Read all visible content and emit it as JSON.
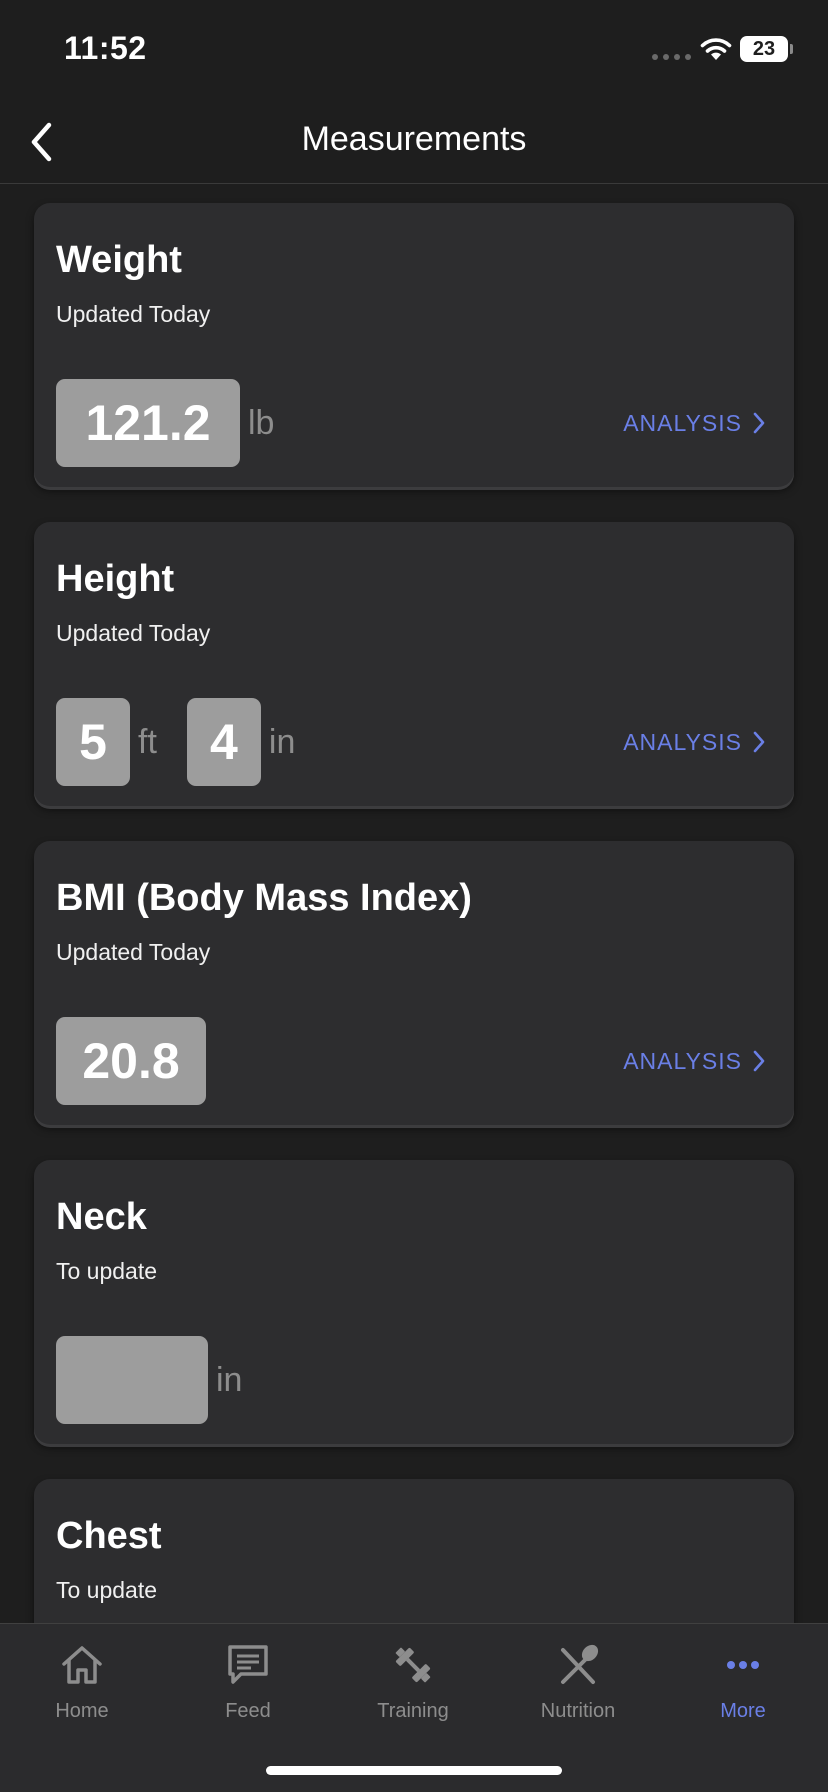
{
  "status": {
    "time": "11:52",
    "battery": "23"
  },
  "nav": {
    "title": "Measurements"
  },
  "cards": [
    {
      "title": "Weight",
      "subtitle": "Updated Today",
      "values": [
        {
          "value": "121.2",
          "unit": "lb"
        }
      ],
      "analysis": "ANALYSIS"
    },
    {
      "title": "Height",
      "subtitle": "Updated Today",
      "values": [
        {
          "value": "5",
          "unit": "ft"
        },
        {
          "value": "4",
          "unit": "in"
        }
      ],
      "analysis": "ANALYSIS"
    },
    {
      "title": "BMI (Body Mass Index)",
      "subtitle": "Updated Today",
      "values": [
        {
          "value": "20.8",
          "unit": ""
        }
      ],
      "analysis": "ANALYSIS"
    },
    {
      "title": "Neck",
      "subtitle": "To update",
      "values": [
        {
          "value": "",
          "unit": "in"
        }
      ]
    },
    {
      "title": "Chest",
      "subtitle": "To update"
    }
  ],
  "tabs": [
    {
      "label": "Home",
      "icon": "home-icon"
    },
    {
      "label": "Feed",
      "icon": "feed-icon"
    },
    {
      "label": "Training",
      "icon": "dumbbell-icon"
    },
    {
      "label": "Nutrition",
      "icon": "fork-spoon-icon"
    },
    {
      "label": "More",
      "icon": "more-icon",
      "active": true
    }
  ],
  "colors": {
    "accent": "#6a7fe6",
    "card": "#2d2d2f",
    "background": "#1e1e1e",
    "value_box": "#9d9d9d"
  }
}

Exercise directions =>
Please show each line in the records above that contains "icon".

Task solution =>
      "icon": "home-icon"
      "icon": "feed-icon"
      "icon": "dumbbell-icon"
      "icon": "fork-spoon-icon"
      "icon": "more-icon",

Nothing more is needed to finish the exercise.